WHAT IS REQUIRED: Word for word, restate the records that come next, omitting the images.
-------- PROVIDED DATA
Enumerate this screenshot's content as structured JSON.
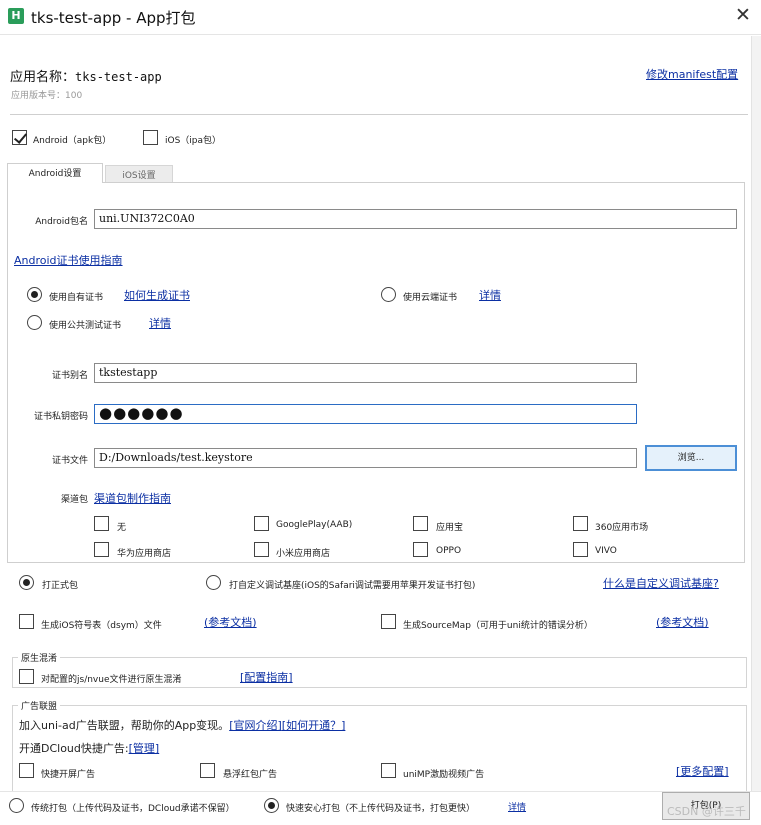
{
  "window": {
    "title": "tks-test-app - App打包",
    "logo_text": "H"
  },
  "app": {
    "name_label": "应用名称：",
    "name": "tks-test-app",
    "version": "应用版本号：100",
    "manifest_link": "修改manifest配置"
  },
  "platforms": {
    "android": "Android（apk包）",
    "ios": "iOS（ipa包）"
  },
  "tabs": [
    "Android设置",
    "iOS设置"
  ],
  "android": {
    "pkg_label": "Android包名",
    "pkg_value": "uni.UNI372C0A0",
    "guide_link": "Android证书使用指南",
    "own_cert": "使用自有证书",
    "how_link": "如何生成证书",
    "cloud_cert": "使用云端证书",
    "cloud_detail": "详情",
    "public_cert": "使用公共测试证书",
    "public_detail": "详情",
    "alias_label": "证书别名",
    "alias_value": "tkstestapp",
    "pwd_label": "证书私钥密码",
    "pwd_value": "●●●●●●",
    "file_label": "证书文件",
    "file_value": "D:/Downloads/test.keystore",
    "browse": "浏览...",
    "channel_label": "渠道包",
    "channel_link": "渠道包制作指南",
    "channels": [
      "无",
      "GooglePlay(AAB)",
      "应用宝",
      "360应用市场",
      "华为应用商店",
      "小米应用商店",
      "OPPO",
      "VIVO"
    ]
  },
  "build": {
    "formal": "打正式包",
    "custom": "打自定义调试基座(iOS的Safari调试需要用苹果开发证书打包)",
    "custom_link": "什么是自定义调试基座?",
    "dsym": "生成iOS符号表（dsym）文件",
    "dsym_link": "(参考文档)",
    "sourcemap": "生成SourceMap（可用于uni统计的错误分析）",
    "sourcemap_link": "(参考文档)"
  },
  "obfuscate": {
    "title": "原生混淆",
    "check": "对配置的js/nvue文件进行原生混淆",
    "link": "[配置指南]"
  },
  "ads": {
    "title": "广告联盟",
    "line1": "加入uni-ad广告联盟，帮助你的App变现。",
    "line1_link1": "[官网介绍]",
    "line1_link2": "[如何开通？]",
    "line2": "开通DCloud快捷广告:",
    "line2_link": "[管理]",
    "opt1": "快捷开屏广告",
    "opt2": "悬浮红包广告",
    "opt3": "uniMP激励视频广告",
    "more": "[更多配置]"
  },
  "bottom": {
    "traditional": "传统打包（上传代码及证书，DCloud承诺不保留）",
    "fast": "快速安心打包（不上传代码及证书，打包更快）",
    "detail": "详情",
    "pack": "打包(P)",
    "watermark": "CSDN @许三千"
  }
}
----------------
EXERCISE ANSWER:
Enumerate this screenshot's content as structured JSON.
{
  "window": {
    "title": "tks-test-app - App打包",
    "logo_text": "H"
  },
  "app": {
    "name_label": "应用名称：",
    "name": "tks-test-app",
    "version": "应用版本号：100",
    "manifest_link": "修改manifest配置"
  },
  "platforms": {
    "android": "Android（apk包）",
    "ios": "iOS（ipa包）"
  },
  "tabs": [
    "Android设置",
    "iOS设置"
  ],
  "android": {
    "pkg_label": "Android包名",
    "pkg_value": "uni.UNI372C0A0",
    "guide_link": "Android证书使用指南",
    "own_cert": "使用自有证书",
    "how_link": "如何生成证书",
    "cloud_cert": "使用云端证书",
    "cloud_detail": "详情",
    "public_cert": "使用公共测试证书",
    "public_detail": "详情",
    "alias_label": "证书别名",
    "alias_value": "tkstestapp",
    "pwd_label": "证书私钥密码",
    "pwd_value": "●●●●●●",
    "file_label": "证书文件",
    "file_value": "D:/Downloads/test.keystore",
    "browse": "浏览...",
    "channel_label": "渠道包",
    "channel_link": "渠道包制作指南",
    "channels": [
      "无",
      "GooglePlay(AAB)",
      "应用宝",
      "360应用市场",
      "华为应用商店",
      "小米应用商店",
      "OPPO",
      "VIVO"
    ]
  },
  "build": {
    "formal": "打正式包",
    "custom": "打自定义调试基座(iOS的Safari调试需要用苹果开发证书打包)",
    "custom_link": "什么是自定义调试基座?",
    "dsym": "生成iOS符号表（dsym）文件",
    "dsym_link": "(参考文档)",
    "sourcemap": "生成SourceMap（可用于uni统计的错误分析）",
    "sourcemap_link": "(参考文档)"
  },
  "obfuscate": {
    "title": "原生混淆",
    "check": "对配置的js/nvue文件进行原生混淆",
    "link": "[配置指南]"
  },
  "ads": {
    "title": "广告联盟",
    "line1": "加入uni-ad广告联盟，帮助你的App变现。",
    "line1_link1": "[官网介绍]",
    "line1_link2": "[如何开通？]",
    "line2": "开通DCloud快捷广告:",
    "line2_link": "[管理]",
    "opt1": "快捷开屏广告",
    "opt2": "悬浮红包广告",
    "opt3": "uniMP激励视频广告",
    "more": "[更多配置]"
  },
  "bottom": {
    "traditional": "传统打包（上传代码及证书，DCloud承诺不保留）",
    "fast": "快速安心打包（不上传代码及证书，打包更快）",
    "detail": "详情",
    "pack": "打包(P)",
    "watermark": "CSDN @许三千"
  }
}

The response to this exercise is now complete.